● THE TASK: Look for the word "heading" in the records, and copy each line where it appears.

--- RECORD EXTRACTS Enclosed Below ---

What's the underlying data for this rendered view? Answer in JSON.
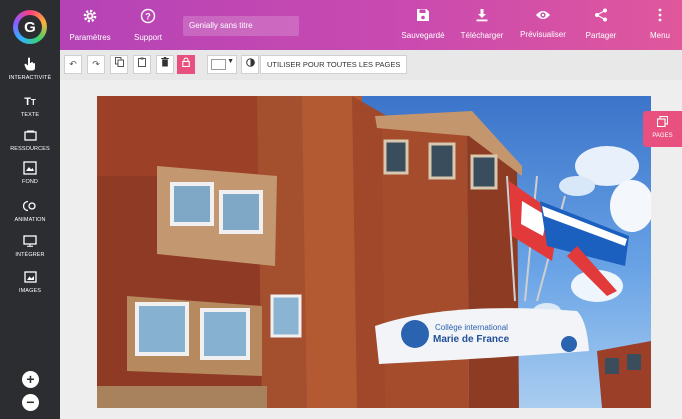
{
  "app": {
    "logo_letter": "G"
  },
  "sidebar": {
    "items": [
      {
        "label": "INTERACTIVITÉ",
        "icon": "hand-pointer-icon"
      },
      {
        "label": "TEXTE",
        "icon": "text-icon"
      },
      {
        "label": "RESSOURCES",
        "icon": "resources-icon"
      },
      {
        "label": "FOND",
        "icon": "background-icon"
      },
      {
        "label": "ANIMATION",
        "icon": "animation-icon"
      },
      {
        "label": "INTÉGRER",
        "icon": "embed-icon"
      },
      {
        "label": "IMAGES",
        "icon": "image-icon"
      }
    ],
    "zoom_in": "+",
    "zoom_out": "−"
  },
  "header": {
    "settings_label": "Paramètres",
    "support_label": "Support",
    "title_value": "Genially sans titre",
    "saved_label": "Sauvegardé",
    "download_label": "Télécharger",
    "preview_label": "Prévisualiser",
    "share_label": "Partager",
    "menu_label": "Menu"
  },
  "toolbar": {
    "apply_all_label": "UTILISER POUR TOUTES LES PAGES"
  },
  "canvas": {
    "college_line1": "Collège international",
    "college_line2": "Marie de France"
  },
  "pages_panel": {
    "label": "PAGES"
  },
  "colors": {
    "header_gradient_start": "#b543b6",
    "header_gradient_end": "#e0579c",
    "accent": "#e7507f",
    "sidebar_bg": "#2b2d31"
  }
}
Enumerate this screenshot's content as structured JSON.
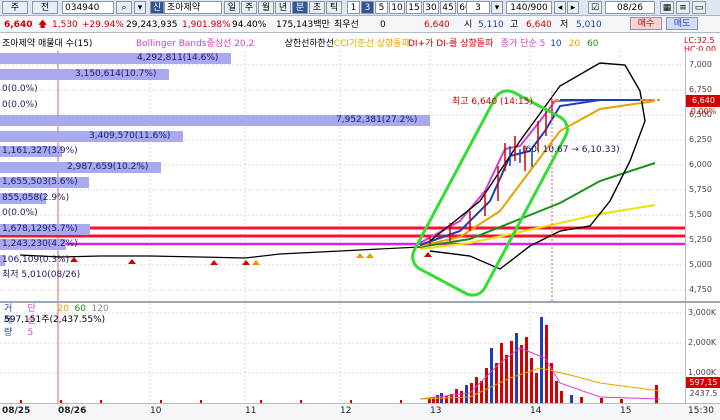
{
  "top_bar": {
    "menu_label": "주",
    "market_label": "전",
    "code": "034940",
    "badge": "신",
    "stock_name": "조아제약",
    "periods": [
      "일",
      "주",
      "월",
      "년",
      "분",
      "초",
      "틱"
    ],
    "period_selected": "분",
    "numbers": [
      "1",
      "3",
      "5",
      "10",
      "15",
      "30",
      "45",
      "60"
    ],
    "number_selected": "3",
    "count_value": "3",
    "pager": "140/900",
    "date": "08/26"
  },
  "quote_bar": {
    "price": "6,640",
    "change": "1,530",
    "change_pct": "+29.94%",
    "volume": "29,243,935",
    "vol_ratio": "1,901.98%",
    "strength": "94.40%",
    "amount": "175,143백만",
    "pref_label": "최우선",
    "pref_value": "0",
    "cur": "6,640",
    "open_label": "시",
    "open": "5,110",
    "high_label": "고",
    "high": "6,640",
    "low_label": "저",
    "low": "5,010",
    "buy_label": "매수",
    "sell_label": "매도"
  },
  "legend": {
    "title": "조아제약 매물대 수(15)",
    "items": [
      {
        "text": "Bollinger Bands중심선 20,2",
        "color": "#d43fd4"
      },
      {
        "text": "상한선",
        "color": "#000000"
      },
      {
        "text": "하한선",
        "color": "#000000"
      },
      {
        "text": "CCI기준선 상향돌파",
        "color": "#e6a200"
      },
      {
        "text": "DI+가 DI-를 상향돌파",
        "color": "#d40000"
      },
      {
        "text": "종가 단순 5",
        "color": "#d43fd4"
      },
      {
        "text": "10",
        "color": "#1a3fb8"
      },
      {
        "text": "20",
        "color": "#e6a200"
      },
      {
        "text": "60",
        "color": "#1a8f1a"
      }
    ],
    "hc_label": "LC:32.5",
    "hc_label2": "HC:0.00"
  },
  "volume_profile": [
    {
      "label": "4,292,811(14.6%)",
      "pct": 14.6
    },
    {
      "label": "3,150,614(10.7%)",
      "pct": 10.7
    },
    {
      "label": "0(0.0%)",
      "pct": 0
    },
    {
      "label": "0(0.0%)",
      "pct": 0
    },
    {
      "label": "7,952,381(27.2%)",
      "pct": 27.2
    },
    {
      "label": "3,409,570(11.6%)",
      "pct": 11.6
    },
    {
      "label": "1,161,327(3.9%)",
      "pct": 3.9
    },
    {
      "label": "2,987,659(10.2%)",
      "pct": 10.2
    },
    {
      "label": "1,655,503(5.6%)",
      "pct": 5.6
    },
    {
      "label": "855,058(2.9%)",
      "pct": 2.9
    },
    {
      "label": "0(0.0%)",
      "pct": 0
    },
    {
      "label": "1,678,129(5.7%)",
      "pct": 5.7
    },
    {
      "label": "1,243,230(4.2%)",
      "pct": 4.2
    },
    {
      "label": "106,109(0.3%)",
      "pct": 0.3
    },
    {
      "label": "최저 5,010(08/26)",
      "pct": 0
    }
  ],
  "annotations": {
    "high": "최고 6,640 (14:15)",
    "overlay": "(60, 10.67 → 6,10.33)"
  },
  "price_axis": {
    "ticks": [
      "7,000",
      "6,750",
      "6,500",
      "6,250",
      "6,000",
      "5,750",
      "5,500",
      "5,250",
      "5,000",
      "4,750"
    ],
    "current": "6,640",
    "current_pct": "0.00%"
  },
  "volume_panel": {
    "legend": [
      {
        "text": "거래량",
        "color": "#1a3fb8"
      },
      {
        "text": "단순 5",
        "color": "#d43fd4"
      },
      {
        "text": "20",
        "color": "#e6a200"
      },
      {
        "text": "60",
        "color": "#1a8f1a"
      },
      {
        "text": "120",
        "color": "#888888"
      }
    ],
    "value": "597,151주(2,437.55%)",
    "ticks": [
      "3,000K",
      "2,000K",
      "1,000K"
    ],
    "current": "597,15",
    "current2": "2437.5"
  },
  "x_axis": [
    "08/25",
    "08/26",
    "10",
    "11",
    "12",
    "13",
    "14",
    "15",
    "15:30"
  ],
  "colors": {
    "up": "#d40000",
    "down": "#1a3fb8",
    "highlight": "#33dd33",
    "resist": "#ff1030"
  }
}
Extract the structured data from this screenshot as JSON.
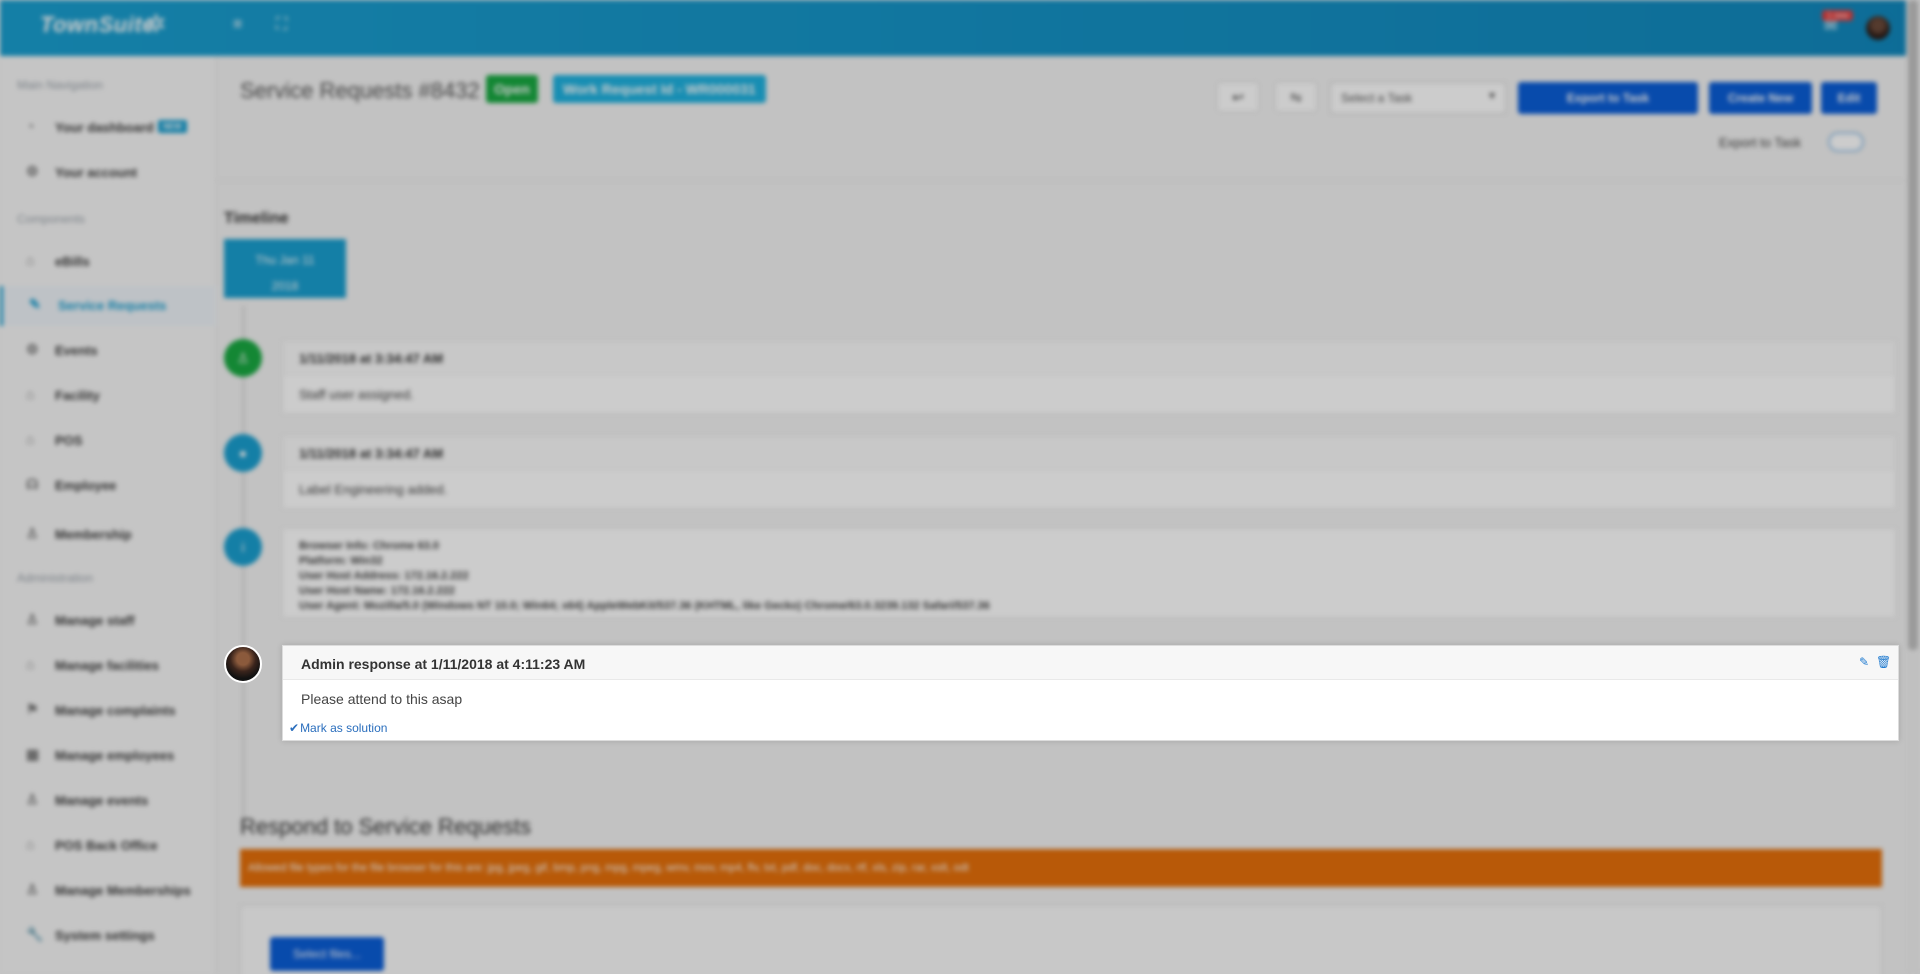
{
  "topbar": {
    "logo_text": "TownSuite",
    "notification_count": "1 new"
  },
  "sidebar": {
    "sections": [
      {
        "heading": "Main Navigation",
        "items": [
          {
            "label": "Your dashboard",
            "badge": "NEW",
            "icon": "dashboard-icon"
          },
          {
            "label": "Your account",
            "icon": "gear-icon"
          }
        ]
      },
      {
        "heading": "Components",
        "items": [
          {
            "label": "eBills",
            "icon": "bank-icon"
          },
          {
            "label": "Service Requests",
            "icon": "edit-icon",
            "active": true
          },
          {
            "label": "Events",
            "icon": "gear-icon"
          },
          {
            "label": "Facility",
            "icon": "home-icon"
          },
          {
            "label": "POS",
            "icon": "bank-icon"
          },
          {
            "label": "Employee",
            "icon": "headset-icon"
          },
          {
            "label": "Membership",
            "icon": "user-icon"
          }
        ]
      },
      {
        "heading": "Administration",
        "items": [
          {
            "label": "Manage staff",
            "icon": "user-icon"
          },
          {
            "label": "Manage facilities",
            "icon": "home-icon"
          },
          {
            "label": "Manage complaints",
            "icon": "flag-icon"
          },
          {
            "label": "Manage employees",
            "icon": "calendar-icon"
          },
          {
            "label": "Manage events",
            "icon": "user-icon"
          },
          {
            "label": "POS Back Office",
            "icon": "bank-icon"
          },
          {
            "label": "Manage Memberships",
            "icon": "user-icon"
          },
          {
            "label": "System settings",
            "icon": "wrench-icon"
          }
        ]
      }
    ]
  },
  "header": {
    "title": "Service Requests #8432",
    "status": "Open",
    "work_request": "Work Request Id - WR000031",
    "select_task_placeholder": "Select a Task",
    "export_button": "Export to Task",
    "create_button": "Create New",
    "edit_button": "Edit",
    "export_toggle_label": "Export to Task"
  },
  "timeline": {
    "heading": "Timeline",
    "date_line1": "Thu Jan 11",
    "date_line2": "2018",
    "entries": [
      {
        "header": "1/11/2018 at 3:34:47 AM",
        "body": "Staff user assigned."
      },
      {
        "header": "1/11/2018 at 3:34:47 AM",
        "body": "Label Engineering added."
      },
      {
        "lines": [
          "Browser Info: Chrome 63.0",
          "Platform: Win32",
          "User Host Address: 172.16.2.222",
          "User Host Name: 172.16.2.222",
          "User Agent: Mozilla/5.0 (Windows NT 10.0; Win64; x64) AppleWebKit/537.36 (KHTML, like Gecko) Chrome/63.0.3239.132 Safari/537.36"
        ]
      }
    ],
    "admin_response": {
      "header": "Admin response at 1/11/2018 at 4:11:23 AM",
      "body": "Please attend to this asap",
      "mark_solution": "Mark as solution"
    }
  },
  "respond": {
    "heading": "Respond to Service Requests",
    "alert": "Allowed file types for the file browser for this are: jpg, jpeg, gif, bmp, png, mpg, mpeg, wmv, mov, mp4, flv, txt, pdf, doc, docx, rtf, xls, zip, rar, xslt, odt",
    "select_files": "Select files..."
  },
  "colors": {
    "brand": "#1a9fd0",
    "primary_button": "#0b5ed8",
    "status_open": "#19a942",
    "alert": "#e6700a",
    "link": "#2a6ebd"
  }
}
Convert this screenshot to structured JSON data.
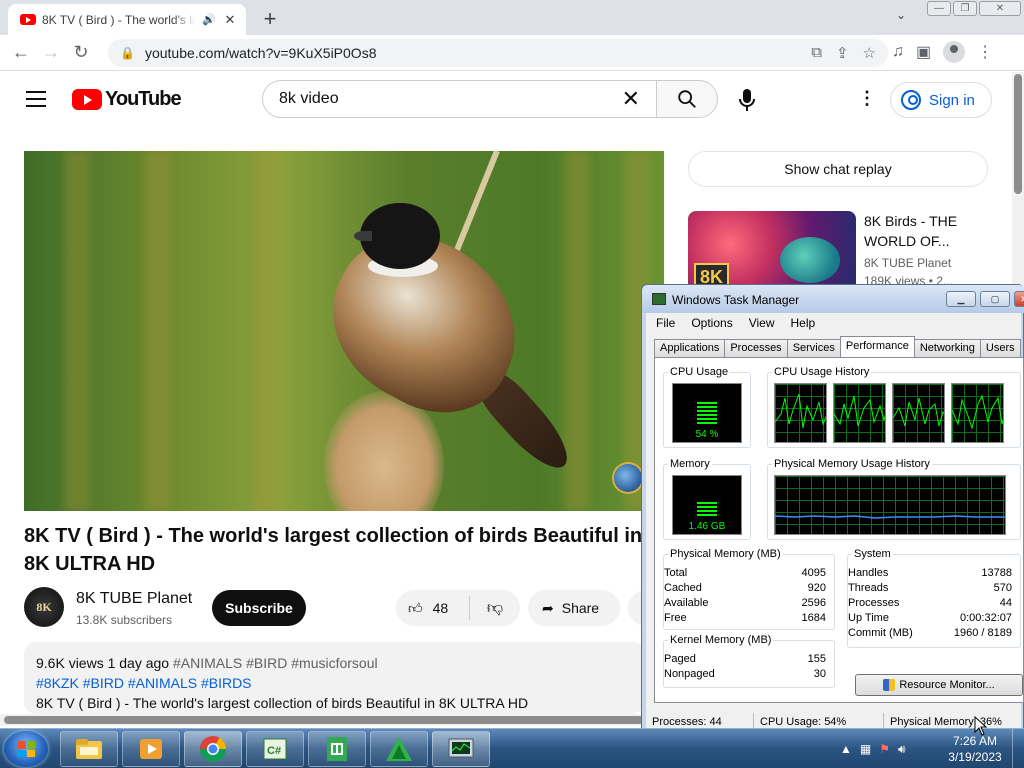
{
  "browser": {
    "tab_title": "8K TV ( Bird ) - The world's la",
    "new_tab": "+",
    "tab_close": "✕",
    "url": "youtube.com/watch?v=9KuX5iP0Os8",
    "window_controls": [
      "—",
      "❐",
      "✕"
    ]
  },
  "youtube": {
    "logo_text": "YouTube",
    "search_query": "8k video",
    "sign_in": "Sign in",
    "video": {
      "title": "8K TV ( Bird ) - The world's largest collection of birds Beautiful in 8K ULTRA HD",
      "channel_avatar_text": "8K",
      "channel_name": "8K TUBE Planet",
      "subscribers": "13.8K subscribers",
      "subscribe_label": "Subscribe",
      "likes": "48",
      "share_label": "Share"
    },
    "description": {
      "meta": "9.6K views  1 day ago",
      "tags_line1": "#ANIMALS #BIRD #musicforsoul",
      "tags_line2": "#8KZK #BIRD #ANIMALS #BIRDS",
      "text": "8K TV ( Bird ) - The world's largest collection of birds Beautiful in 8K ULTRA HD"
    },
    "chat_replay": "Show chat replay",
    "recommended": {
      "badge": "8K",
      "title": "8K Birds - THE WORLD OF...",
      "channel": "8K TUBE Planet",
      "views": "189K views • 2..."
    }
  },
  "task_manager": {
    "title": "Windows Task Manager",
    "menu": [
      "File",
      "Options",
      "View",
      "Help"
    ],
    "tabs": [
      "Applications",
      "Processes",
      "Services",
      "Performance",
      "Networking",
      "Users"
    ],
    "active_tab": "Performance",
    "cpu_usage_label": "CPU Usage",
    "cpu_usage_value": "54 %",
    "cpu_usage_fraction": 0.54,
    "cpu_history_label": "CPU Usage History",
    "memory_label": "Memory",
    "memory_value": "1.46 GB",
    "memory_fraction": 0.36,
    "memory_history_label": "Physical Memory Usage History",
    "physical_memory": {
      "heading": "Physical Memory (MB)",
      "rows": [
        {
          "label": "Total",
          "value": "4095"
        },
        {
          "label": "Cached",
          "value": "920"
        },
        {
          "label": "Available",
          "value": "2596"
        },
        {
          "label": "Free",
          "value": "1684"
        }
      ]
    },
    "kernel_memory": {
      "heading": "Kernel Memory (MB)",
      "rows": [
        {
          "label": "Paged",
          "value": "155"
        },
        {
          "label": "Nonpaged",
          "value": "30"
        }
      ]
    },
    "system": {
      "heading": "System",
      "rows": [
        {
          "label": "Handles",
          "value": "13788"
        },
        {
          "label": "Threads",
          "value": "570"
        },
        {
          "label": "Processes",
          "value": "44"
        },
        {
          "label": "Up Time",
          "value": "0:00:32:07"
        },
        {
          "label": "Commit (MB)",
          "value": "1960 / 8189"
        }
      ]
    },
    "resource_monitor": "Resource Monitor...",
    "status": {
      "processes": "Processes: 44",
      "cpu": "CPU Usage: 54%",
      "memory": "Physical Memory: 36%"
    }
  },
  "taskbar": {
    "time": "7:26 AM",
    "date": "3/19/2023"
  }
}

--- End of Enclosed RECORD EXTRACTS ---

● ANSWER FOR THE TASK:
        "heading": "Main Navigation",
        "heading": "Components",
        "heading": "Administration",
    "heading": "Timeline",
    "heading": "Respond to Service Requests",
      "heading": "Physical Memory (MB)",
      "heading": "Kernel Memory (MB)",
      "heading": "System",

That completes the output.